“These strong tenant leaders come in, with less competition, and perform well, and it’s exciting,” Corno said. “You’ll be surprised about how many storefronts are going to open this year.”
The reaction to the initiative’s passage has been a mixture of muddled and anxious. Many restaurateurs have suggested they’ll incorporate a mandatory service charge or raise prices. D.C. Council members Kenyan McDuffie and Charles Allen have introduced legislation that would excuse mandatory service charges from sales tax (allowing restaurants to get tax-free money to pay additional payroll expenses). The move has been cheered by restaurant owners who fear lost revenue, and who don’t want additional sales impacting any rental agreements that link rent to business revenue. It’s opposed by many servers and supporters of the initiative, who think it discourages tips and, since it’s technically not earmarked to staff, can end up in owners’ pockets. The Restaurant Association of Metropolitan Washington, which funded a campaign to vote no on the initiative, has said they’re open to changes that would help owners and operators.
It’s also not totally clear that the phase-out of tipped wages will have the impact that opponents suggest it will. Numerous states, including restaurant-rich Nevada, already have similar legislation in action. Saru Jayaraman, president of One Fair Wage, has been working on these issues for 20 years, backing similar measures in dozens of states and cities. She said that the fear of these measures are misplaced.
Data from the seven states that have long eliminated the tipped wage exemption show higher restaurant sales per capita and higher small business growth rates, including overall restaurant industry growth rates, since the elimination of the rule, Jayaraman noted. At a time when the restaurant industry is short of workers, and many restaurants have voluntarily raised wages to attract staff — Jayaraman said her staff has tracked 100 restaurants in D.C. alone that already pay the full minimum wage — she argues this initiative solves key labor challenges for employers.
“It’s always been the response of the Restaurant Association that, any kind of proposal for workers, the sky is going to fall, it’s gonna be terrible,” she said. “They said the same thing about banning smoking in restaurants. They said the entire industry was going to collapse.”

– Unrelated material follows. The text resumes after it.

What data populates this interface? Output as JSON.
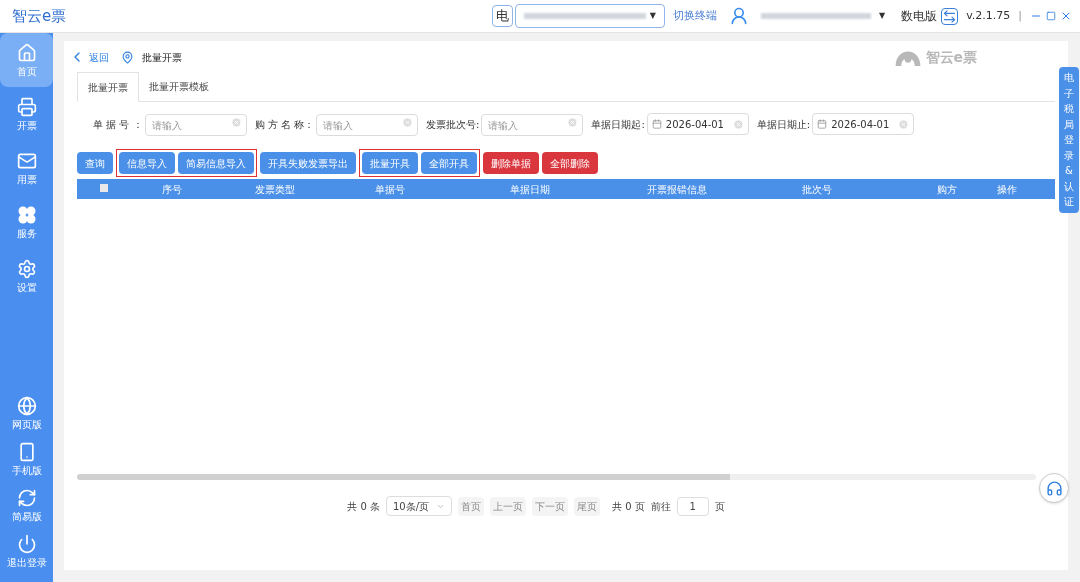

This wage policy shift comes at a time when Downtown D.C. itself is in flux, and in many ways, the debate speaks to larger questions of what kind of downtown comes next, and what’s the right policy to bring back vibrancy and business. McCarthy, like many, points to residential conversion of office spaces downtown as a potential boost to downtown dining, but that’s still a ways off. He doesn’t expect dramatic change anytime soon. But that, says Corno, is where we need to head.
“It’s become clear our downtown community needs to be truly mixed-use in nature,” he said. “That comes with more residential sitting next to and besides and on top of office and hotel and everything else. Then this market is going to become incredibly dynamic.”